TASK REQUIREMENTS ::
Only the lines that include "this" should be copied from the data below.
====
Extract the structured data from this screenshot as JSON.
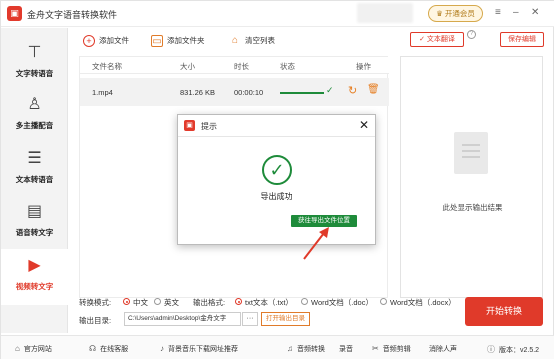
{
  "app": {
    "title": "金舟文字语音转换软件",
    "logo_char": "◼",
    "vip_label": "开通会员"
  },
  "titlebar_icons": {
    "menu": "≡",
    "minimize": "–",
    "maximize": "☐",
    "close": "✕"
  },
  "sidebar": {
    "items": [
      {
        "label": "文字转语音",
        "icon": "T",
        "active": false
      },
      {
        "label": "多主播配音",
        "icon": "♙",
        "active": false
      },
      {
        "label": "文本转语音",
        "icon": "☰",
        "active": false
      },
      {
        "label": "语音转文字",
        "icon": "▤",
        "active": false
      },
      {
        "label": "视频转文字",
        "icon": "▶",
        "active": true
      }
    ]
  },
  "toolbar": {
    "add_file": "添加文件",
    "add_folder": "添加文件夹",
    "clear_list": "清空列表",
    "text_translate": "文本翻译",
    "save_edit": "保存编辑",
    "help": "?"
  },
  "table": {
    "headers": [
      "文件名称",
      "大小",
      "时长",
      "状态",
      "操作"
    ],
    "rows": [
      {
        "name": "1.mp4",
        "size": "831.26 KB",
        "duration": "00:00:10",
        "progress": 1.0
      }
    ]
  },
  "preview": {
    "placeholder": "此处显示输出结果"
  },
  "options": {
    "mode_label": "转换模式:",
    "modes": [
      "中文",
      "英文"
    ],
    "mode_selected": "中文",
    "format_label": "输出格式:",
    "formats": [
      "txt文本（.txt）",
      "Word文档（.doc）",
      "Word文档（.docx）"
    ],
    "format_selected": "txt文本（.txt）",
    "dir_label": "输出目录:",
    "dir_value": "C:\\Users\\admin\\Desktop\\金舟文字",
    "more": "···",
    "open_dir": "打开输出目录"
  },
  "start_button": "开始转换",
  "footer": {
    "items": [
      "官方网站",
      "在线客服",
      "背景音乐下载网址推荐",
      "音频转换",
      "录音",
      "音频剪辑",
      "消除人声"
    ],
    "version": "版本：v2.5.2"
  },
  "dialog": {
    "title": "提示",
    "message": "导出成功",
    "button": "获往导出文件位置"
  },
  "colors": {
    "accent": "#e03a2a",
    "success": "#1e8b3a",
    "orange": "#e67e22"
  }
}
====
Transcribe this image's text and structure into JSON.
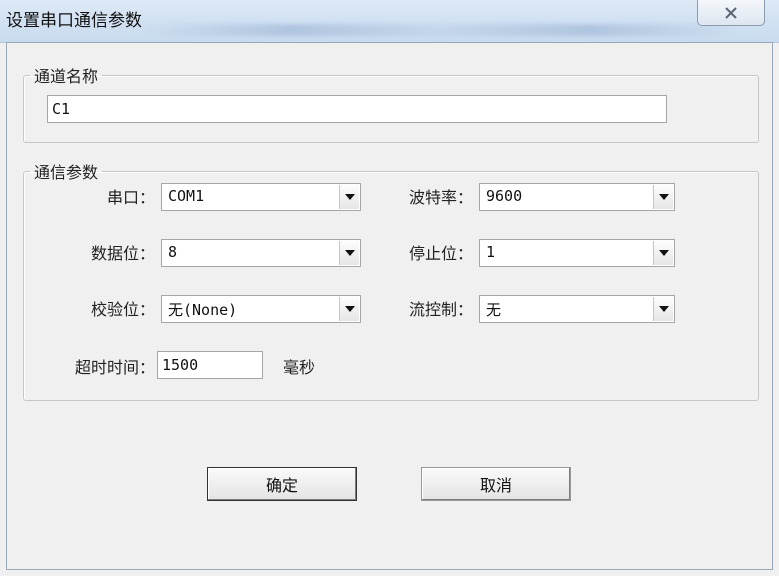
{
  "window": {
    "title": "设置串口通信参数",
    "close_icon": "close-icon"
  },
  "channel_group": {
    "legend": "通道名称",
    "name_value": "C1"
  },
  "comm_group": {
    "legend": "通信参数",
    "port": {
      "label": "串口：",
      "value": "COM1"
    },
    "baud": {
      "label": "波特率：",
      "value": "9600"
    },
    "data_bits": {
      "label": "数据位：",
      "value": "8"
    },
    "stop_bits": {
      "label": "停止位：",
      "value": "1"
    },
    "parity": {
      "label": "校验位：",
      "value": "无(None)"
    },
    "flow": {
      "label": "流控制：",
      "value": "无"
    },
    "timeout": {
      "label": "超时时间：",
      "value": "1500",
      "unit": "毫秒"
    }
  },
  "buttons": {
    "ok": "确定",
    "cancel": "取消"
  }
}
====
SOLUTION BELOW ::
Extract the structured data from this screenshot as JSON.
Transcribe this image's text and structure into JSON.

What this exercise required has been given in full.